Obstructive sleep apnea (OSA) causes people to wake up frequently throughout the night, which can contribute to high blood pressure. The act of waking up so often at nighttime can cause hormonal systems to go into overdrive, which results in high blood pressure levels. The sudden drops in blood-oxygen levels that occur during sleep apnea episodes increase blood pressure and place a strain on your cardiovascular system.
Sleep apnea can also lead to heart attacks. As a result, many people die in the middle of the night due to low oxygen or the stress of waking up frequently. Heart disease is the leading cause of death in America, while stroke takes fourth place for the cause of death—high blood pressure is a major risk for both conditions. It is vital that you understand the connection between heart disease, high blood pressure and stroke, and seek treatment immediately.
Type 2 Diabetes
If you suffer from Type 2 diabetes, you might also suffer from sleep apnea, which can lead to obesity. And, as you might know, obesity is another leading cause of sleep apnea.
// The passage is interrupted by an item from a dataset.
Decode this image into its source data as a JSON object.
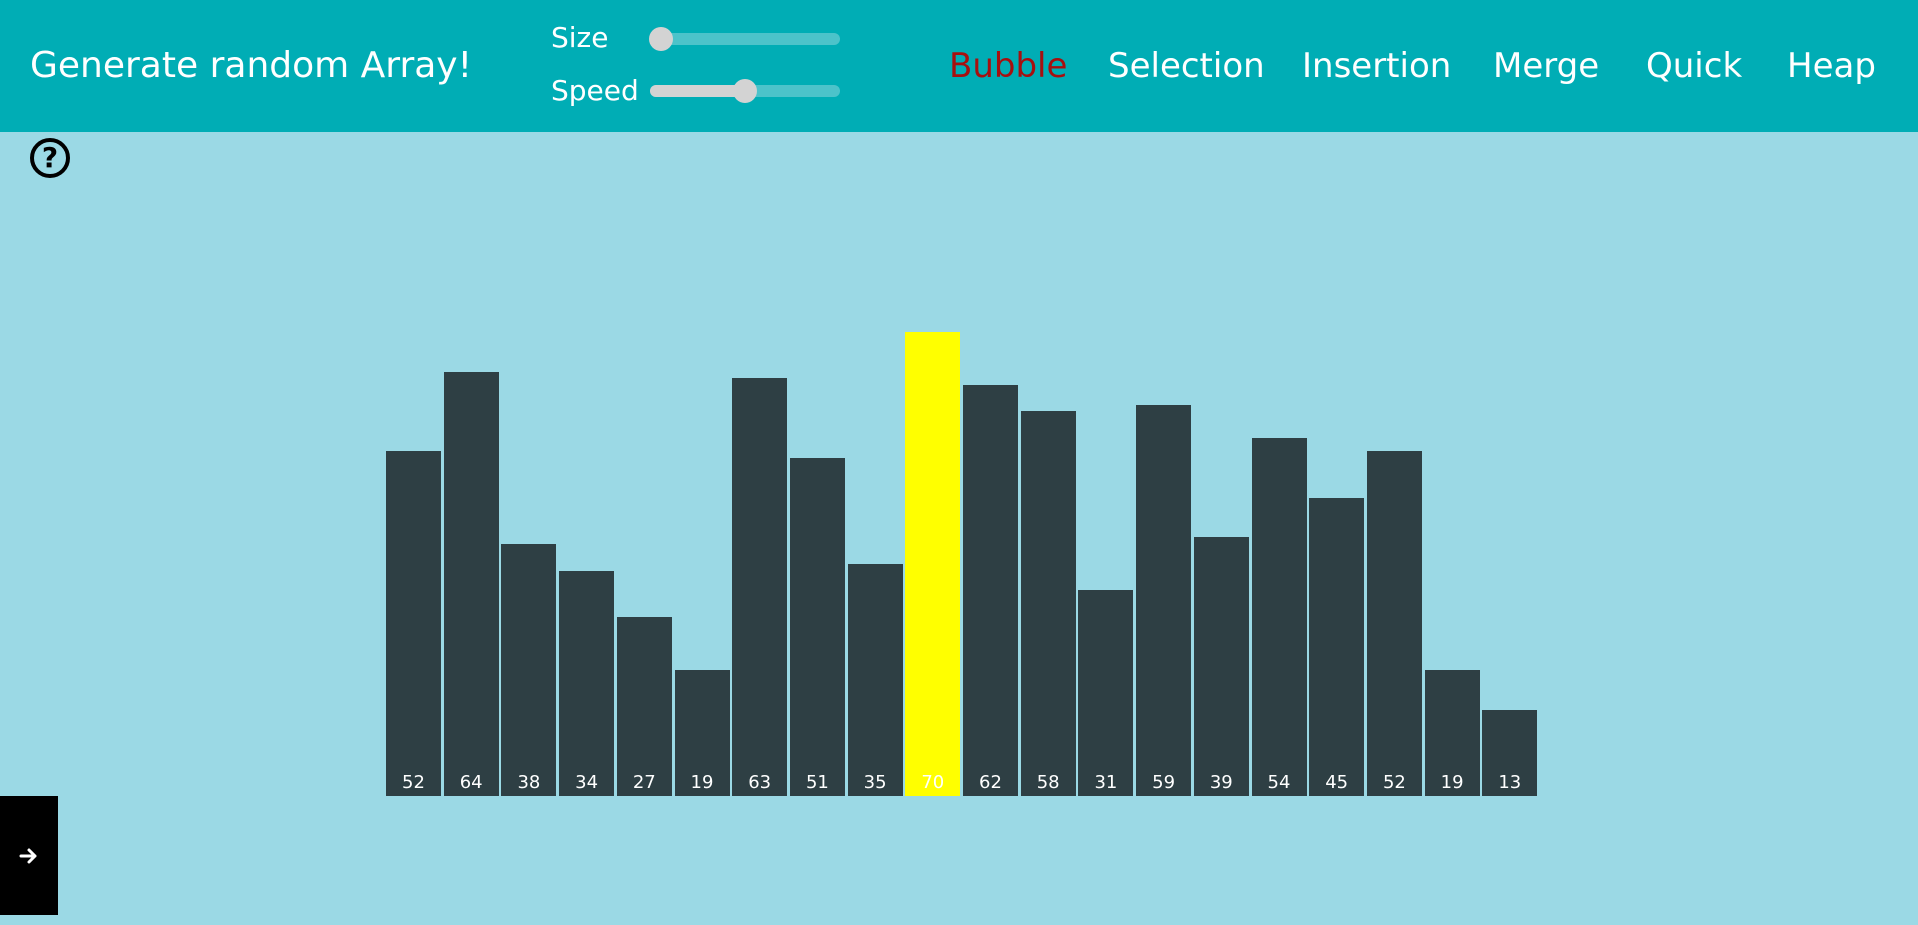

Not only do diabetes and sleep apnea have obesity in common, they share a long list of other potential complications, including:
- High blood pressure
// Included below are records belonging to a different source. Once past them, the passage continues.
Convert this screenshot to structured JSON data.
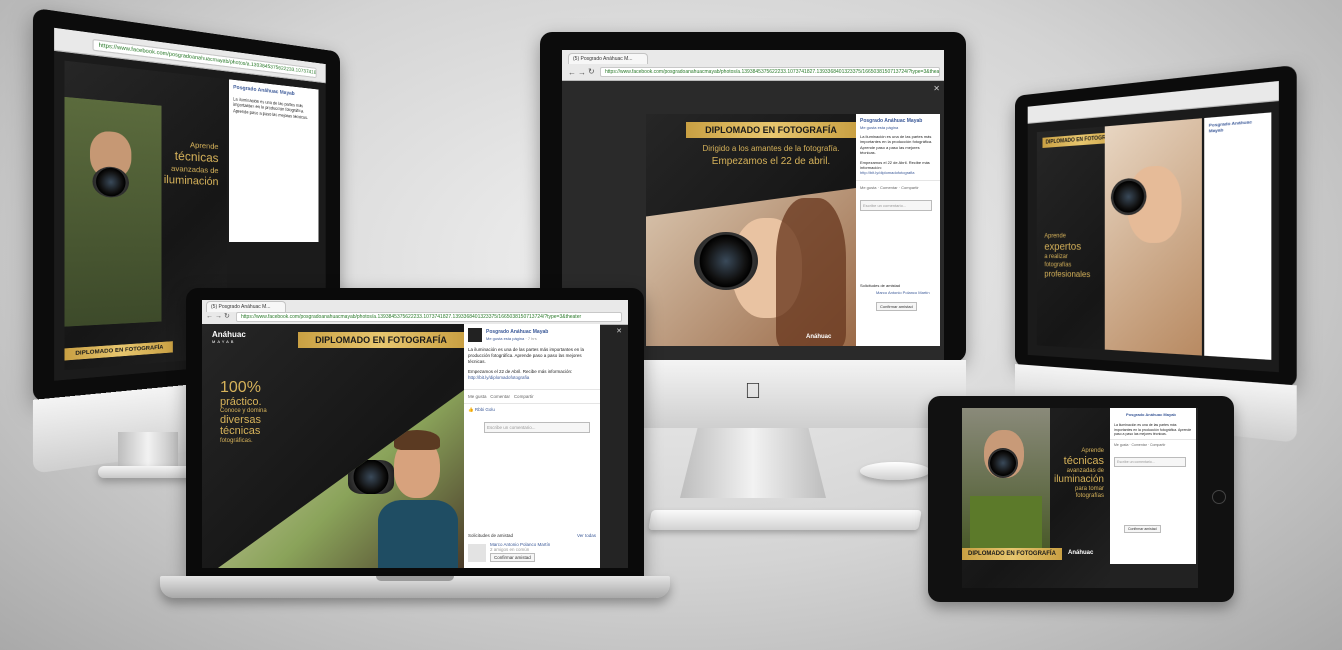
{
  "browser": {
    "tab_title": "(5) Posgrado Anáhuac M...",
    "url": "https://www.facebook.com/posgradoanahuacmayab/photos/a.1393845375622233.1073741827.1393368401323375/1665038150713724/?type=3&theater"
  },
  "post": {
    "page_name": "Posgrado Anáhuac Mayab",
    "like_page": "Me gusta esta página",
    "time": "7 hrs",
    "body": "La iluminación es una de las partes más importantes en la producción fotográfica. Aprende paso a paso las mejores técnicas.",
    "cta": "Empezamos el 22 de Abril. Recibe más información:",
    "link": "http://bit.ly/diplomadofotografia",
    "actions": {
      "like": "Me gusta",
      "comment": "Comentar",
      "share": "Compartir"
    },
    "liker": "Rbbi Golu",
    "comment_placeholder": "Escribe un comentario...",
    "friend_requests": {
      "heading": "Solicitudes de amistad",
      "see_all": "Ver todas",
      "name": "Marco Antonio Polanco Martín",
      "mutual": "2 amigos en común",
      "confirm": "Confirmar amistad"
    }
  },
  "ads": {
    "title": "DIPLOMADO EN FOTOGRAFÍA",
    "laptop_big": "100%",
    "laptop_line1": "práctico.",
    "laptop_line2": "Conoce y domina",
    "laptop_line3": "diversas",
    "laptop_line4": "técnicas",
    "laptop_line5": "fotográficas.",
    "imac_line1": "Dirigido a los amantes de la fotografía.",
    "imac_line2": "Empezamos el 22 de abril.",
    "tablet_line1": "Aprende",
    "tablet_line2": "técnicas",
    "tablet_line3": "avanzadas de",
    "tablet_line4": "iluminación",
    "tablet_line5": "para tomar",
    "tablet_line6": "fotografías",
    "right_line1": "Aprende",
    "right_line2": "expertos",
    "right_line3": "a realizar",
    "right_line4": "fotografías",
    "right_line5": "profesionales",
    "brand": "Anáhuac",
    "brand_sub": "MAYAB",
    "brand_tag": "POSGRADO Y EDUCACIÓN CONTINUA"
  },
  "icons": {
    "apple": "apple-logo-icon",
    "back": "back-arrow-icon",
    "forward": "forward-arrow-icon",
    "reload": "reload-icon",
    "close": "close-icon",
    "like": "thumbs-up-icon"
  },
  "colors": {
    "gold": "#d6b25a",
    "fb_blue": "#3b5998",
    "dark": "#1b1b1b"
  }
}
- Cardiovascular disease
- Eye disease
- Changes in glucose metabolism
- Weight control problems
Treating sleep apnea is important in getting a good night’s sleep, but it can also help treat and maybe even eradicate many other diabetic complications.
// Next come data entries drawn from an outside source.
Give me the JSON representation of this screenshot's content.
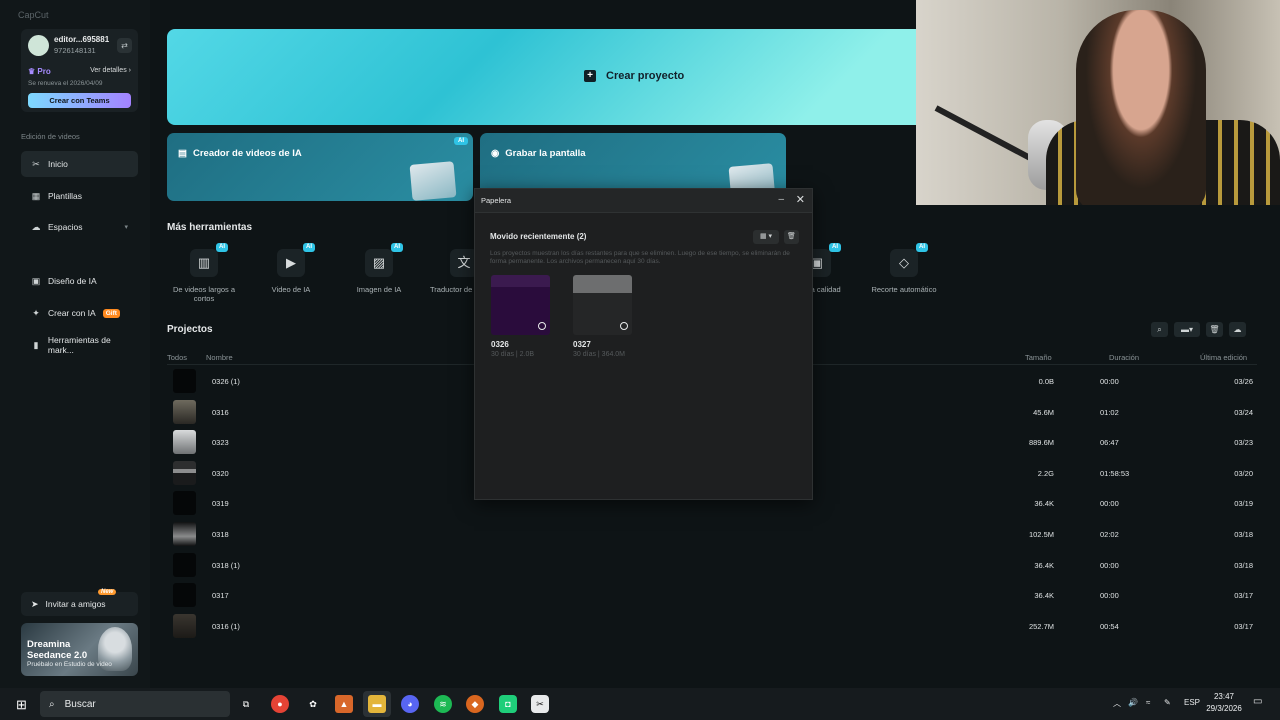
{
  "app": {
    "title": "CapCut"
  },
  "account": {
    "name": "editor...695881",
    "id": "9726148131",
    "plan": "Pro",
    "details_label": "Ver detalles",
    "renewal": "Se renueva el 2026/04/09",
    "teams_button": "Crear con Teams"
  },
  "sidebar": {
    "section_label": "Edición de videos",
    "items": [
      {
        "label": "Inicio",
        "icon": "scissors-icon"
      },
      {
        "label": "Plantillas",
        "icon": "template-icon"
      },
      {
        "label": "Espacios",
        "icon": "cloud-icon"
      },
      {
        "label": "Diseño de IA",
        "icon": "design-icon"
      },
      {
        "label": "Crear con IA",
        "icon": "sparkle-icon",
        "badge": "Gift"
      },
      {
        "label": "Herramientas de mark...",
        "icon": "marketing-icon"
      }
    ],
    "invite": {
      "label": "Invitar a amigos",
      "badge": "New"
    },
    "promo": {
      "title": "Dreamina Seedance 2.0",
      "subtitle": "Pruébalo en Estudio de video"
    }
  },
  "hero": {
    "create_label": "Crear proyecto"
  },
  "cards": [
    {
      "title": "Creador de videos de IA",
      "badge": "AI"
    },
    {
      "title": "Grabar la pantalla"
    }
  ],
  "tools": {
    "title": "Más herramientas",
    "items": [
      {
        "label": "De videos largos a cortos",
        "ai": "AI"
      },
      {
        "label": "Video de IA",
        "ai": "AI"
      },
      {
        "label": "Imagen de IA",
        "ai": "AI"
      },
      {
        "label": "Traductor de",
        "ai": ""
      },
      {
        "label": "la calidad",
        "ai": "AI"
      },
      {
        "label": "Recorte automático",
        "ai": "AI"
      }
    ]
  },
  "projects": {
    "title": "Projectos",
    "headers": {
      "all": "Todos",
      "name": "Nombre",
      "size": "Tamaño",
      "duration": "Duración",
      "last_edit": "Última edición"
    },
    "rows": [
      {
        "name": "0326 (1)",
        "size": "0.0B",
        "duration": "00:00",
        "date": "03/26"
      },
      {
        "name": "0316",
        "size": "45.6M",
        "duration": "01:02",
        "date": "03/24"
      },
      {
        "name": "0323",
        "size": "889.6M",
        "duration": "06:47",
        "date": "03/23"
      },
      {
        "name": "0320",
        "size": "2.2G",
        "duration": "01:58:53",
        "date": "03/20"
      },
      {
        "name": "0319",
        "size": "36.4K",
        "duration": "00:00",
        "date": "03/19"
      },
      {
        "name": "0318",
        "size": "102.5M",
        "duration": "02:02",
        "date": "03/18"
      },
      {
        "name": "0318 (1)",
        "size": "36.4K",
        "duration": "00:00",
        "date": "03/18"
      },
      {
        "name": "0317",
        "size": "36.4K",
        "duration": "00:00",
        "date": "03/17"
      },
      {
        "name": "0316 (1)",
        "size": "252.7M",
        "duration": "00:54",
        "date": "03/17"
      }
    ]
  },
  "trash_dialog": {
    "title": "Papelera",
    "subtitle": "Movido recientemente (2)",
    "note": "Los proyectos muestran los días restantes para que se eliminen. Luego de ese tiempo, se eliminarán de forma permanente. Los archivos permanecen aquí 30 días.",
    "items": [
      {
        "name": "0326",
        "meta": "30 días | 2.0B"
      },
      {
        "name": "0327",
        "meta": "30 días | 364.0M"
      }
    ]
  },
  "taskbar": {
    "search_label": "Buscar",
    "language": "ESP",
    "time": "23:47",
    "date": "29/3/2026"
  },
  "colors": {
    "accent": "#2ec2d4",
    "ai_badge": "#2fc4e6",
    "pro": "#a68bff",
    "gift": "#ff8a1f"
  }
}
As we previously mentioned, obesity is a leading cause and side effect of sleep apnea. Adding on weight, raises the risk of sleep apnea, while losing weight can help cure sleep apnea—it’s important to pay attention to your weight. When people are severely overweight, they can fail to breathe rapidly enough or deep enough.
This then results in low blood oxygen levels and high blood carbon dioxide levels. And when this happens, many obese people stop breathing altogether for short periods of time during sleep. In return, extreme strain is placed on the heart, which can lead to symptoms of heart failure.
While there is no proof that sleep apnea causes acid reflux or persistent heartburn, it has been shown that people with sleep apnea do complain of acid reflux. As a result, treatment of sleep apnea appears to improve acid reflux and vice versa. The association with sleep apnea and acid reflux is relatively new, but we have been aware of it for some time now. Some of the connections include:
- Interrupted sleep
- Relaxation triggers
- CPAP side effects
Taking the next step by treating sleep apnea and acid reflux will help you maintain a healthy, active lifestyle without complications.
Every health complication of sleep apnea can lead to another health complication (and another). By understanding the connections, you can better care for your health and further prevent other complications. Contact Dr. Kim Ledermann or Dr. Roy Hakala, our dentists in St. Paul, MN, at Minnesota Craniofacial Center, P.C. for more information on sleep apnea and how treatment can help.